§ **Aim of the task**: Could the records below be restated word for word, without a single picture?

···

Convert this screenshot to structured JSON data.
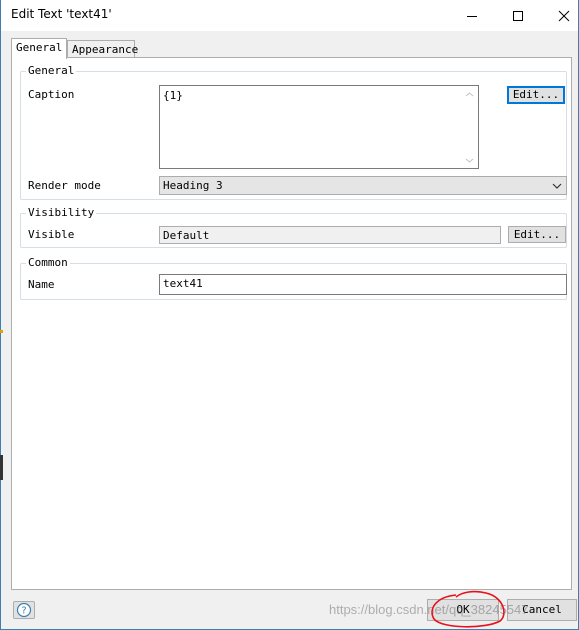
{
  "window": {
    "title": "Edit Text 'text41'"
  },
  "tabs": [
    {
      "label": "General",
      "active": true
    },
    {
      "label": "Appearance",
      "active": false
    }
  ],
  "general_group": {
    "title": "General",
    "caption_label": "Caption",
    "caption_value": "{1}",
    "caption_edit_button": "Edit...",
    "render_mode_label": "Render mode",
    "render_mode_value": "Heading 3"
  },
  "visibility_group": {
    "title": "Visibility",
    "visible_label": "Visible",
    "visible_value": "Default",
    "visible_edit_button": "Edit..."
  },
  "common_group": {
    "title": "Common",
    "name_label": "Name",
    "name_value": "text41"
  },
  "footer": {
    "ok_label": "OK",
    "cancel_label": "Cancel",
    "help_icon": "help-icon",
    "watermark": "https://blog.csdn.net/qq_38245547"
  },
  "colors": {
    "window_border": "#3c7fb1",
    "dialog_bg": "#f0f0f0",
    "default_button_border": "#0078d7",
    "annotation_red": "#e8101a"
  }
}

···

§ **Output for this exercise**:
Convert this screenshot to structured JSON data.
{
  "window": {
    "title": "Edit Text 'text41'"
  },
  "tabs": [
    {
      "label": "General",
      "active": true
    },
    {
      "label": "Appearance",
      "active": false
    }
  ],
  "general_group": {
    "title": "General",
    "caption_label": "Caption",
    "caption_value": "{1}",
    "caption_edit_button": "Edit...",
    "render_mode_label": "Render mode",
    "render_mode_value": "Heading 3"
  },
  "visibility_group": {
    "title": "Visibility",
    "visible_label": "Visible",
    "visible_value": "Default",
    "visible_edit_button": "Edit..."
  },
  "common_group": {
    "title": "Common",
    "name_label": "Name",
    "name_value": "text41"
  },
  "footer": {
    "ok_label": "OK",
    "cancel_label": "Cancel",
    "help_icon": "help-icon",
    "watermark": "https://blog.csdn.net/qq_38245547"
  },
  "colors": {
    "window_border": "#3c7fb1",
    "dialog_bg": "#f0f0f0",
    "default_button_border": "#0078d7",
    "annotation_red": "#e8101a"
  }
}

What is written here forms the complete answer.